Voters want President-elect Donald Trump to focus on bringing back manufacturing jobs from overseas and preventing more jobs from leaving the country when he takes office later this month.
Nearly half of registered voters surveyed, 49 percent, say healing the country after the election is “very important” for Trump’s speech. Trump, having won only 46 percent of the popular vote in a historically contentious election, is significantly less popular than recent presidents-elect preparing for their inaugurations.
In terms of policy, the highest-scoring proposals are keeping manufacturing jobs in the country (48 percent “very important”) and bringing jobs back from other countries (47 percent). Trump has already garnered positive headlines for the decisions of some companies to cancel plans to move jobs overseas or expand their stateside workforces. Some of those decisions came after prodding from Trump, while other companies did not communicate with the president-elect.
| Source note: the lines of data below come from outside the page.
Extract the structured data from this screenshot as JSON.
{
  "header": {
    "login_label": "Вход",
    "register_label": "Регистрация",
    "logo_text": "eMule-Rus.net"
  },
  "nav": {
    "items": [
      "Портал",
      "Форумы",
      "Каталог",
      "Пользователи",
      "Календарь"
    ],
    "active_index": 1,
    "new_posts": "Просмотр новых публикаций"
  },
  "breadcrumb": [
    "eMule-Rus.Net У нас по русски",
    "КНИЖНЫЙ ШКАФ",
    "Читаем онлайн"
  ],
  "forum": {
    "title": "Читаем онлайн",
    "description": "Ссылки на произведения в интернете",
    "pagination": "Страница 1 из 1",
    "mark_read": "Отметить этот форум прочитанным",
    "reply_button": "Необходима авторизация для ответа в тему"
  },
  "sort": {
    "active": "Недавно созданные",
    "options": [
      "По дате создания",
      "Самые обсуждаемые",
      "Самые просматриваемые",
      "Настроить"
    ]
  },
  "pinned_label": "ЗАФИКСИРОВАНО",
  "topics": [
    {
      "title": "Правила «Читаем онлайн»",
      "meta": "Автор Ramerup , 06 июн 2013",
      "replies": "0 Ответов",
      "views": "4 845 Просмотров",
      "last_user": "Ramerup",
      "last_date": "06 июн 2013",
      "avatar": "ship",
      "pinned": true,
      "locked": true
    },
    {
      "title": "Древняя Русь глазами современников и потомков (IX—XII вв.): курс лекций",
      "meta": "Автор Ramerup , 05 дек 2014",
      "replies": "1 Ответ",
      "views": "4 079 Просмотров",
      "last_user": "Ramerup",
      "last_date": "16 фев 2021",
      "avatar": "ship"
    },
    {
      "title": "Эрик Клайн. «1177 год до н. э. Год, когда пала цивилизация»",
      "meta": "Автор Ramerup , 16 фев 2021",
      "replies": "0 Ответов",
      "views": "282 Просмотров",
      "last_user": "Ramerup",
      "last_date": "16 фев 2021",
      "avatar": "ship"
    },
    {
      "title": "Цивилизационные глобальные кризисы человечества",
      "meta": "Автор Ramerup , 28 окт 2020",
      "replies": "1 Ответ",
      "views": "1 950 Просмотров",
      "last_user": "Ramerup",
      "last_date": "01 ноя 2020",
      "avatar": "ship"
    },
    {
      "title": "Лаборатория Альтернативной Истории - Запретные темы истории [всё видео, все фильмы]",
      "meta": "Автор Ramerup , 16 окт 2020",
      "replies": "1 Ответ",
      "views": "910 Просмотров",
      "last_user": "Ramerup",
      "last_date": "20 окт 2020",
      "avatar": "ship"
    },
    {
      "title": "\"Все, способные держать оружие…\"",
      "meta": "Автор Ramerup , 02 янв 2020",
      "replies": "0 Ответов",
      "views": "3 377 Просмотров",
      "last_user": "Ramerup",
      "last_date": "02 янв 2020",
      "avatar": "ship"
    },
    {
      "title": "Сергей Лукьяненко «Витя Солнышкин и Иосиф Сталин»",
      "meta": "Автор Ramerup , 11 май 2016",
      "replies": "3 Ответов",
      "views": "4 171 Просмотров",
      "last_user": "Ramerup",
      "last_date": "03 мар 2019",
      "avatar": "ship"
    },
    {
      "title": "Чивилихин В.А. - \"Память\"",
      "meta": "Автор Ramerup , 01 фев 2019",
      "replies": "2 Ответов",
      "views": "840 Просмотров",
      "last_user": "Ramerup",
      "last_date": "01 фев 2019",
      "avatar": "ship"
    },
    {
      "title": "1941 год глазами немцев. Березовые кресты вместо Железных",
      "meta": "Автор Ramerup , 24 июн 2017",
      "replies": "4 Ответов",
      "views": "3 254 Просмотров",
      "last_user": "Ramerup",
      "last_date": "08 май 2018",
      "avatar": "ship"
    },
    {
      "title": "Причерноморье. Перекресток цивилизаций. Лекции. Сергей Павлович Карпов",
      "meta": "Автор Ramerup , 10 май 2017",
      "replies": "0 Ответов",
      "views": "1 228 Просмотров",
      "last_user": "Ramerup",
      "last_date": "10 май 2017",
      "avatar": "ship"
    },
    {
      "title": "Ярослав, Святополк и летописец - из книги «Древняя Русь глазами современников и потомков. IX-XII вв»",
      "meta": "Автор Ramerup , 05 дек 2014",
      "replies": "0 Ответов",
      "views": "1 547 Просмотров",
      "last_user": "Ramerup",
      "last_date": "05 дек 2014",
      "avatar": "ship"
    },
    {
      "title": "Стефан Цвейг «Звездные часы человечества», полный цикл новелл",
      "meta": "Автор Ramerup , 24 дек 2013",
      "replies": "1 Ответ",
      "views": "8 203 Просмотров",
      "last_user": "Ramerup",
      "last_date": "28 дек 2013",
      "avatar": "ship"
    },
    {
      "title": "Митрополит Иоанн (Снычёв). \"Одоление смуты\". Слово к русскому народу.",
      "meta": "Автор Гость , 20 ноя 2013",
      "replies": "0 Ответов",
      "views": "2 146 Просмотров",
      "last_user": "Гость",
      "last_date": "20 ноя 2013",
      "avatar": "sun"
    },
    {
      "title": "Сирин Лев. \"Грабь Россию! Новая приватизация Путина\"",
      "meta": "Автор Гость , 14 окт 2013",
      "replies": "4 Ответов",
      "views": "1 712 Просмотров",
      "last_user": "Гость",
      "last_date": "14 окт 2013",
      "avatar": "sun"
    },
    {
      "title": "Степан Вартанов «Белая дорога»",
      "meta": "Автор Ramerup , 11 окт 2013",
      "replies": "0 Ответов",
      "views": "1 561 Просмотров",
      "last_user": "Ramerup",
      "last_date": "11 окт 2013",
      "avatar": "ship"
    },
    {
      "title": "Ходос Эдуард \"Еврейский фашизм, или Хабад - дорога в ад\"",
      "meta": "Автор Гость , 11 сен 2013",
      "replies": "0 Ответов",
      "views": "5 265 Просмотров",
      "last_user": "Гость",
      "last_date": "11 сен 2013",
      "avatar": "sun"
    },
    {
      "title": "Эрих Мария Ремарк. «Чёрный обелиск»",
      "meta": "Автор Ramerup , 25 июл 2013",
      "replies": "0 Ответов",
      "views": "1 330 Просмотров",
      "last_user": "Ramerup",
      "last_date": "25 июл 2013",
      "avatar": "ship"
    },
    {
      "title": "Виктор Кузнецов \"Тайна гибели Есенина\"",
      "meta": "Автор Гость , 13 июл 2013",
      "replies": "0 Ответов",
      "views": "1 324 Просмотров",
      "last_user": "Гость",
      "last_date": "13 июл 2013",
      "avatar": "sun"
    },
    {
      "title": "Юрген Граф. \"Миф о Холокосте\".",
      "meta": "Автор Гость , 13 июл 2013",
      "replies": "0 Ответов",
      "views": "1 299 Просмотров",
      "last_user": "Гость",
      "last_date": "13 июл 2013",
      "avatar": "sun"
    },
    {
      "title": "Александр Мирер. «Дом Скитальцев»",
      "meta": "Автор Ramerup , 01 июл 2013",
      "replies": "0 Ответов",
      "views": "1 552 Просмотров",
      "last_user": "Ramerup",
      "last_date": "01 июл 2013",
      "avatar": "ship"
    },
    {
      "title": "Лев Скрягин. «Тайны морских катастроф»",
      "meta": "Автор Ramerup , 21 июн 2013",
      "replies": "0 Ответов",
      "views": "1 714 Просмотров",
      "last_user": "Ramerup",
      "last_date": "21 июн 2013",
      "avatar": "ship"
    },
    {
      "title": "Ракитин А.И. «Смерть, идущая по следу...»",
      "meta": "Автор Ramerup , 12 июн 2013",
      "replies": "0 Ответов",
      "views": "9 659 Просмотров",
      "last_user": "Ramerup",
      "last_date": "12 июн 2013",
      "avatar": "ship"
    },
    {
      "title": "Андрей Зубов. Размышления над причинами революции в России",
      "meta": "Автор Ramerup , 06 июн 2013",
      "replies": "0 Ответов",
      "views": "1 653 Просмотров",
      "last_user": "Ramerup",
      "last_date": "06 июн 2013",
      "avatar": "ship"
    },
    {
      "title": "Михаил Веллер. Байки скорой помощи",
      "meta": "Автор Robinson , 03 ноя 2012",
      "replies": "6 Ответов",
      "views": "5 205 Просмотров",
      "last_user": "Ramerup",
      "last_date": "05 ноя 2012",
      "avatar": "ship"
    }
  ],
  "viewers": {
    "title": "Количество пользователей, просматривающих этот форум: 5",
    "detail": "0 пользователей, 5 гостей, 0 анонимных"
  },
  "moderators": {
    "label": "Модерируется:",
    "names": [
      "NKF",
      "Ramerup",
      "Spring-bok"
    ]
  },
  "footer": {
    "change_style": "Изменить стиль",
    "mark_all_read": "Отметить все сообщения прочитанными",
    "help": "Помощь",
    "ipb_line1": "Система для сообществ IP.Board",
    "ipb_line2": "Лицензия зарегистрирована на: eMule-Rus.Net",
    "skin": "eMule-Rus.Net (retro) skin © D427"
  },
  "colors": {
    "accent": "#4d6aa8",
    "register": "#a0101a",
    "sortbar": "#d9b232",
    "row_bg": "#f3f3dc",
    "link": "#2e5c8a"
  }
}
There’s less zeal among voters for discussing efforts to repeal the 2010 health care law: 36 percent say it is “very important” Trump mention it in his speech. Similarly, 34 percent of voters say it’s “very important” Trump talk about appointing an associate justice to the Supreme Court to replace the late Antonin Scalia, who died last February.
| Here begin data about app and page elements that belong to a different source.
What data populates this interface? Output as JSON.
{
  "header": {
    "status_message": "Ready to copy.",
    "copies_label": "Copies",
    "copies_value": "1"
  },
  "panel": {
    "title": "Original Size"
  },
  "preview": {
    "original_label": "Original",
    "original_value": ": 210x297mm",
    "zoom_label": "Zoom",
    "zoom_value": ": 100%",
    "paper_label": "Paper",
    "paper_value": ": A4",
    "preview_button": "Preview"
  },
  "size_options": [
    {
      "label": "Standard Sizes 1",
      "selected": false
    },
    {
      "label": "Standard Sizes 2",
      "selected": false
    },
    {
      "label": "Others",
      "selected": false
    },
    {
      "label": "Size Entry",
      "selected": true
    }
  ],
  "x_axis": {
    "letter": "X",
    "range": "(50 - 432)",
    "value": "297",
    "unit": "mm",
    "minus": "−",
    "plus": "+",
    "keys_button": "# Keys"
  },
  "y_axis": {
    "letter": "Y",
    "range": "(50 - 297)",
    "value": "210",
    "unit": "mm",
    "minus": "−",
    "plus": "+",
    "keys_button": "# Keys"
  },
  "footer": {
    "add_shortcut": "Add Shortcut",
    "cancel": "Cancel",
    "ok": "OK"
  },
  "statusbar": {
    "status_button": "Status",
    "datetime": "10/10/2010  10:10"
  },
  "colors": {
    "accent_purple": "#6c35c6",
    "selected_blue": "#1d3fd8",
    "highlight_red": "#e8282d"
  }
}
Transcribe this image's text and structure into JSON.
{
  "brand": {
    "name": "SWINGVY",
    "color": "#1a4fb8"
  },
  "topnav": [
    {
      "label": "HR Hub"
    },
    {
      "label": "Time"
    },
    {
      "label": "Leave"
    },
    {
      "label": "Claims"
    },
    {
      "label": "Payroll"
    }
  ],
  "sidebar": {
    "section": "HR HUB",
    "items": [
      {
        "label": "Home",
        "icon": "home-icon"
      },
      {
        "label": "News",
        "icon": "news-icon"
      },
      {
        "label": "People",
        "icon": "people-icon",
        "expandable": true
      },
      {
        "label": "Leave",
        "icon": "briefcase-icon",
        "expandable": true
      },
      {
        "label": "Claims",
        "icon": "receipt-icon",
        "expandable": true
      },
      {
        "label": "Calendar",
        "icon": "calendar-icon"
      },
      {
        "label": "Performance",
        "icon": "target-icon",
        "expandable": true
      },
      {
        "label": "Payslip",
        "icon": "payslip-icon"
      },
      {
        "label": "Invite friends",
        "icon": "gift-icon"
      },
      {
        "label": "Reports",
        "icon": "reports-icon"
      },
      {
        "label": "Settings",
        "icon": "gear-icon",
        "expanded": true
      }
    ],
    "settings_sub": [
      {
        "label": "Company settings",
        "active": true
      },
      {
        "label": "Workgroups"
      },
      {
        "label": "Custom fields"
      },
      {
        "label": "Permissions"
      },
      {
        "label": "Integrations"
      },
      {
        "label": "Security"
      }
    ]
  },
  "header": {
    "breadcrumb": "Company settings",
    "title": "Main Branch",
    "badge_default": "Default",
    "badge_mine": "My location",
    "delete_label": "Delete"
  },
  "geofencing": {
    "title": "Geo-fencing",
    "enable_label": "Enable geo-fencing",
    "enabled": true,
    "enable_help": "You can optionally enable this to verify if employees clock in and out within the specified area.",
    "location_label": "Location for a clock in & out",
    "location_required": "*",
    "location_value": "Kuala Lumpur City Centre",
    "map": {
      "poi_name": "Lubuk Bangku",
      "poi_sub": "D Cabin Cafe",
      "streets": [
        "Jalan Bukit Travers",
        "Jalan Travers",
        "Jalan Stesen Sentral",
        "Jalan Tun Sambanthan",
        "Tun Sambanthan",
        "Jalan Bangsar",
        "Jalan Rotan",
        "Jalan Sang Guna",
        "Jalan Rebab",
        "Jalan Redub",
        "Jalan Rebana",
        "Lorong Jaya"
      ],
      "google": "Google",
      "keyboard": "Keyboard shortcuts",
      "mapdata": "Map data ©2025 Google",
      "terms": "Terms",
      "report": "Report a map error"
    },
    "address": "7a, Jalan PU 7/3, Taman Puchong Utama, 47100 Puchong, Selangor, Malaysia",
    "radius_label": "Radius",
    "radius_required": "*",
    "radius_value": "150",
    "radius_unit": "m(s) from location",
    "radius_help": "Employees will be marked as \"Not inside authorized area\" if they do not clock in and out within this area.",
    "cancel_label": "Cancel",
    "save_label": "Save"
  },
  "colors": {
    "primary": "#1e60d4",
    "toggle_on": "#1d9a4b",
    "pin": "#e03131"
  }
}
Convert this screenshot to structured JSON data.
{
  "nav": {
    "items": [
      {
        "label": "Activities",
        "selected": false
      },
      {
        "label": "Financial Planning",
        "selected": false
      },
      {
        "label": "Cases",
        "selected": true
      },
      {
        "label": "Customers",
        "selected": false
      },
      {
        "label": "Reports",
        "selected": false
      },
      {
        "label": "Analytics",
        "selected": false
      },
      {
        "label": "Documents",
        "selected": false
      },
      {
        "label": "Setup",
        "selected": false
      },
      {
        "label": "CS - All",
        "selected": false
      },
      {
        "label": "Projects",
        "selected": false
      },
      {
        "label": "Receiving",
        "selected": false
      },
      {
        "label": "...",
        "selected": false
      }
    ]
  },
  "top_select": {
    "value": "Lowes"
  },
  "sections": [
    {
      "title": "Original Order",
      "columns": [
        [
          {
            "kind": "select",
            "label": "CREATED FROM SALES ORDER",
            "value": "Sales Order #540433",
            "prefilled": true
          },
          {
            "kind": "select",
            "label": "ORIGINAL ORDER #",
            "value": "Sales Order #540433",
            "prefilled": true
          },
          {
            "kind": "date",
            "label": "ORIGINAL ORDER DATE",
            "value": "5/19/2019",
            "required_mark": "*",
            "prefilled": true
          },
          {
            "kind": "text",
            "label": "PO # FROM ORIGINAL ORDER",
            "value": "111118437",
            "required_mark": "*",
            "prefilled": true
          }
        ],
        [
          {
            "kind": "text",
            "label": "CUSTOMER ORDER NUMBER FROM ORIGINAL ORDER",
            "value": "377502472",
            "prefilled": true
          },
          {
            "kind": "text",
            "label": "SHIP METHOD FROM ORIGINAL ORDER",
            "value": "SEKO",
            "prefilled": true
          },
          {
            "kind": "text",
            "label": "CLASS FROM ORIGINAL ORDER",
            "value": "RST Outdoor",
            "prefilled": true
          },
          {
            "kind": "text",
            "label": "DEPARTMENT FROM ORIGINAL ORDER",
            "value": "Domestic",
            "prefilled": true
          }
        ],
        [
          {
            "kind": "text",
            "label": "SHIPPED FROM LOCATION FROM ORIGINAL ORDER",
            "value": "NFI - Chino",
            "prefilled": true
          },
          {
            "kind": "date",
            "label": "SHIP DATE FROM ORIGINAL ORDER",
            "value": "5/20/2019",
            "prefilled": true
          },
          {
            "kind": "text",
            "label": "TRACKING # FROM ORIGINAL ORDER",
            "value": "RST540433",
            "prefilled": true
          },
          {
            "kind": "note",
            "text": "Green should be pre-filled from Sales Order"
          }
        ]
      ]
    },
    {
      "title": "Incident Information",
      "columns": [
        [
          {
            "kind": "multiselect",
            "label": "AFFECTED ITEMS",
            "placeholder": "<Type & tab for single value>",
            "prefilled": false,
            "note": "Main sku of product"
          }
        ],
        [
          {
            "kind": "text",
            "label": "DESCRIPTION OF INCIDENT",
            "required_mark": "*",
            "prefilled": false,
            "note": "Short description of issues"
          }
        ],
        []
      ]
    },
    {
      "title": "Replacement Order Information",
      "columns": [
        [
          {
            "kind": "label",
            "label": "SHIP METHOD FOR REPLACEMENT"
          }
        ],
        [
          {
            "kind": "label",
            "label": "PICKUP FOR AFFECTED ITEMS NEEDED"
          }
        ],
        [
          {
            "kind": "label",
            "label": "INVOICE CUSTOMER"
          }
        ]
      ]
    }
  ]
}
The tie between Trump and Obama is mainly driven by sharp partisan divides — nearly all Republicans want Trump, all Democrats would prefer Obama, and independents are split,” said Dropp, the Morning Consult pollster. “Although purely hypothetical, this poll suggests that neither Obama nor Trump would have won in a complete landslide.
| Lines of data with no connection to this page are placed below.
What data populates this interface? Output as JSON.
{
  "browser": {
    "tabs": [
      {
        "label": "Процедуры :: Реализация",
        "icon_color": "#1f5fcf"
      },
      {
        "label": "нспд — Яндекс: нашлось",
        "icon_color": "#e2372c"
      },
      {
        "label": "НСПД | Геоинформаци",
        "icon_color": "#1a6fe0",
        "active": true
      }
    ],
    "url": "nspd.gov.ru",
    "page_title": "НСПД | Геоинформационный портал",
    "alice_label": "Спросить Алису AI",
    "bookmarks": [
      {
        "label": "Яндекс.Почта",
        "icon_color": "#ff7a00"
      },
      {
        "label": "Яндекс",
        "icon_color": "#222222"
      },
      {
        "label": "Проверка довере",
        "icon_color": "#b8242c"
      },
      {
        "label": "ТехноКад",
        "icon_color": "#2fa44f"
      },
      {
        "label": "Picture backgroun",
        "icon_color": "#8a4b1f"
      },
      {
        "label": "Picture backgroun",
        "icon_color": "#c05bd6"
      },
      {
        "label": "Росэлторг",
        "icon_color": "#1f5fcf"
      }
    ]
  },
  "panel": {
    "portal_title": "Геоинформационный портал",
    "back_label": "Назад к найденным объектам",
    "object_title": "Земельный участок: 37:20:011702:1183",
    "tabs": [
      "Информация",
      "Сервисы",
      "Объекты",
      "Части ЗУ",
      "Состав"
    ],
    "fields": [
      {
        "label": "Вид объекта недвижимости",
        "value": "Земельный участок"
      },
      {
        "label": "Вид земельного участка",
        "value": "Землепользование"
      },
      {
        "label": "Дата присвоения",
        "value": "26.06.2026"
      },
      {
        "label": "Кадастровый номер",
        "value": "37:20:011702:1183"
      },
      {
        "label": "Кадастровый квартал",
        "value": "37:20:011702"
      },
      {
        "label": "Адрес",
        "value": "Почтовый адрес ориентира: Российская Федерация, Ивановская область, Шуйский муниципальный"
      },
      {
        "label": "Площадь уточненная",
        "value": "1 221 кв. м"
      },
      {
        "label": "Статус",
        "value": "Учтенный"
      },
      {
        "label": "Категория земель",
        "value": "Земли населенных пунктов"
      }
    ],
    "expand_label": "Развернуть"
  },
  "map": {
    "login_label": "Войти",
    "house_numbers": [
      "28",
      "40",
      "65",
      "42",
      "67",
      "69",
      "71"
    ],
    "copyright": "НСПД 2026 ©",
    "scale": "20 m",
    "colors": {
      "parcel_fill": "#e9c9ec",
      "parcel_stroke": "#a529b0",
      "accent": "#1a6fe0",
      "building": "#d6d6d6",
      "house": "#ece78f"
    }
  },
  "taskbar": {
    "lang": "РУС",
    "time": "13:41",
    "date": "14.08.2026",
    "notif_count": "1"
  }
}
Voters narrowly dispute Trump’s assertion that the first-time candidate would have defeated the incumbent if Obama could seek another term: 47 percent say they think Obama would win an election against Trump, while 42 percent think Trump would win.